Grossman says he has three priorities: first, to improve regularly scheduled television news programs so that NBC becomes No. 1.
Second, to put those resources - in effect, a syndicated news service - at the disposal of NBC's affiliated television stations.
Third, to develop new programs such as the magazine-style TV format to be called ''Summer Sunday, USA.'' It is planned as a series of 11 one-hour news specials, at least two to be anchored by Roger Mudd. There is talk also that Linda Ellerbee, of NBC's canceled ''Overnight,'' will become the new program's permanent anchor. Segments on the program will include a Vox Pop section, reminiscent of a popular network radio discussion program of the 1940s, and a news game pitting three NBC correspondents against three politicians. Grossman jokingly suggests calling it ''Beat the Press.'' The series will start airing in July opposite CBS's ''60 Minutes.''
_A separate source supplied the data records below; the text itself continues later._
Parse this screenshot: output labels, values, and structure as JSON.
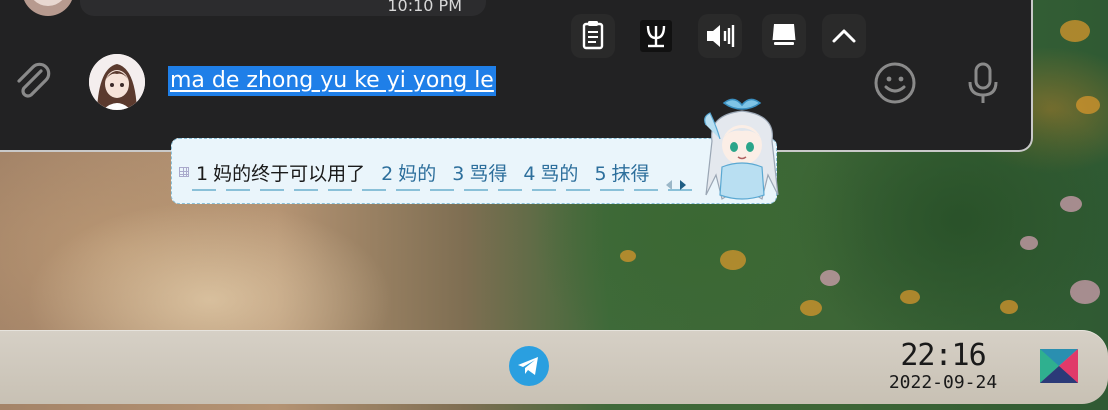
{
  "chat": {
    "message_time": "10:10 PM",
    "input_text": "ma de zhong yu ke yi yong le"
  },
  "ime": {
    "candidates": [
      {
        "num": "1",
        "text": "妈的终于可以用了"
      },
      {
        "num": "2",
        "text": "妈的"
      },
      {
        "num": "3",
        "text": "骂得"
      },
      {
        "num": "4",
        "text": "骂的"
      },
      {
        "num": "5",
        "text": "抹得"
      }
    ]
  },
  "taskbar": {
    "tray_icons": [
      "telegram-icon",
      "clipboard-icon",
      "input-method-icon",
      "volume-icon",
      "drive-icon",
      "expand-tray-icon"
    ],
    "clock_time": "22:16",
    "clock_date": "2022-09-24"
  },
  "colors": {
    "selection": "#1f7fe8",
    "chat_bg": "#222223",
    "candidate_primary": "#1a1a1a",
    "candidate_other": "#2d6f9c",
    "telegram": "#2a9fe0",
    "taskbar": "#d0c9bd"
  }
}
Grossman was upset by the speech earlier this month of FCC chairman Mark Fowler in which he accused all the network news of ''a reckless disregard for whether facts being reported happen to be true.'' He was especially caustic about an NBC News Roger Mudd interview with Gary Hart in which Mr. Mudd asked the presidential candidate to do an imitation of Sen. Edward M. Kennedy. ''Is it political reporting worthy of Edward R. Murrow or Walter Cronkite?'' Mr. Fowler asked.
''I worry when the regulatory official who has domain over licenses publicly addresses his views on which way the news should go.'' says Grossman.
''It's very clear that there's a strong antipathy toward or distrust of the press in some parts of the public. And I think we've got to address that problem by making sure that what we do is fair, honest, and responsive. At the same time, we must not hesitate to call the shots as we see them. I think it's going to be an issue in the political campaigns. Certainly the chairman of the FCC made that point in his speech.''
When Richard Salant became president of CBS News without previous news background, Edward R. Murrow sent him a letter in which he commented that an effective news director needed concern for humanity and a curiosity about the world. When NBC News announced his appointment, Larry Grossman received a copy of the Murrow letter from Mr. Salant.
''All I can say now when people ask me if I feel qualified for this job is that I hope I bring to it both of those attributes - a concern for humanity and a curiosity about the world.''